After the debacle of the 2008 season ended, the Cincinnati Bengals began shifting their focus of who they wanted on their team. The team's brain trust began tapping the free agency wire for once-talented players who were deemed either too old or too troubled to be counted on for contributions. Sometimes it was both. They have been using the same mantra for their turnaround once again since 2011, but they have shied away from those with rap sheets.
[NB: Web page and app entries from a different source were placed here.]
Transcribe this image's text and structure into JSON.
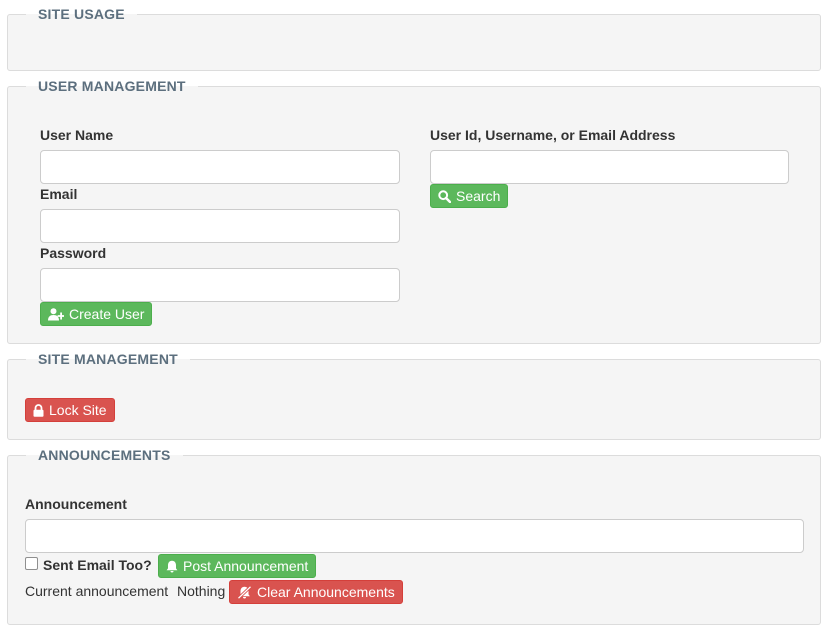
{
  "site_usage": {
    "legend": "SITE USAGE"
  },
  "user_management": {
    "legend": "USER MANAGEMENT",
    "user_name_label": "User Name",
    "user_name_value": "",
    "email_label": "Email",
    "email_value": "",
    "password_label": "Password",
    "password_value": "",
    "create_user_label": "Create User",
    "search_label_text": "User Id, Username, or Email Address",
    "search_value": "",
    "search_button_label": "Search"
  },
  "site_management": {
    "legend": "SITE MANAGEMENT",
    "lock_site_label": "Lock Site"
  },
  "announcements": {
    "legend": "ANNOUNCEMENTS",
    "announcement_label": "Announcement",
    "announcement_value": "",
    "sent_email_label": "Sent Email Too?",
    "sent_email_checked": false,
    "post_label": "Post Announcement",
    "current_prefix": "Current announcement",
    "current_value": "Nothing",
    "clear_label": "Clear Announcements"
  },
  "icons": {
    "create_user": "user-plus-icon",
    "search": "search-icon",
    "lock": "lock-icon",
    "bell": "bell-icon",
    "bell_slash": "bell-slash-icon"
  },
  "colors": {
    "success": "#5cb85c",
    "danger": "#d9534f",
    "legend": "#5c6f7e",
    "panel_bg": "#f5f5f5"
  }
}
One of the few bright spots of that 2008 season was a solid showing from the defensive unit--the first under Mike Zimmer. With his unit performing better than most other previous defensive units under Marvin Lewis, Zimmer gained more clout with personnel decisions and began looking towards players that he was familiar with in his previous stints with Dallas and Atlanta. Defensive lineman Terry "Tank" Johnson was one of those names on Zimmer's list, though their time with the Cowboys didn't necessarily coincide.
Johnson was a force on a Chicago Bears defense that led the team to a Super Bowl in the 2006 season. Shortly before and after that big game for the Bears, things began to fall apart for Johnson off of the field. He was caught with firearms both in his car and at his home, along with another resisting arrest situation while on parole. Most of the lesser charges were dropped, but he was sentenced to 12 days in jail and a $2,500 fine. Another issue compounded Johnson's time behind bars and it totaled four months.
After these issues, NFL Commissioner dropped the hammer and suspended Johnson for half of the 2007 season. The Bears had enough and waived Johnson a few weeks later. Dallas picked him up and played one and a half seasons for "America's Team". He was a free agent in 2009 and latched on with the Bengals for the final two years of his career.
After Johnson's slew of legal run-ins, he calmed his life down from the latter half of 2007 on. Goodell reached out to Johnson, now going by "Terry" instead of "Tank", to speak at the rookie symposium this week. Some of the goals that Goodell has in the symposium is to warn the incoming class of potential pitfalls with a quick influx of a lot of money. Johnson, per Pro Football Talk, is attempting to give his insight to the talented young crop.
“I can pick up the phone and speak to him (Goodell) at any time, whenever I need to, about anything,’’ Johnson told David Steele of The Sporting News. “We’ve had a close relationship since 2006.”
"I talked to him (Goodell) personally,’’ Johnson said. "I can reach out and talk to him. He wants to see you successful, and he wants to see you through it. All the guys, he wants them all to be able to do that. He doesn’t just discipline you and kick you out the door. He wants you to succeed, and he make the resources available for you to do that—including himself."
For a team that had a reputation for so many years as a safe haven for problem children, it's great to see former Bengals like Johnson participating in a positive and productive activity like this. And, for the most part, these formerly-troubled reclamation free agent projects have not only worked out well on the field, but they haven't had many problems off of it for Cincinnati.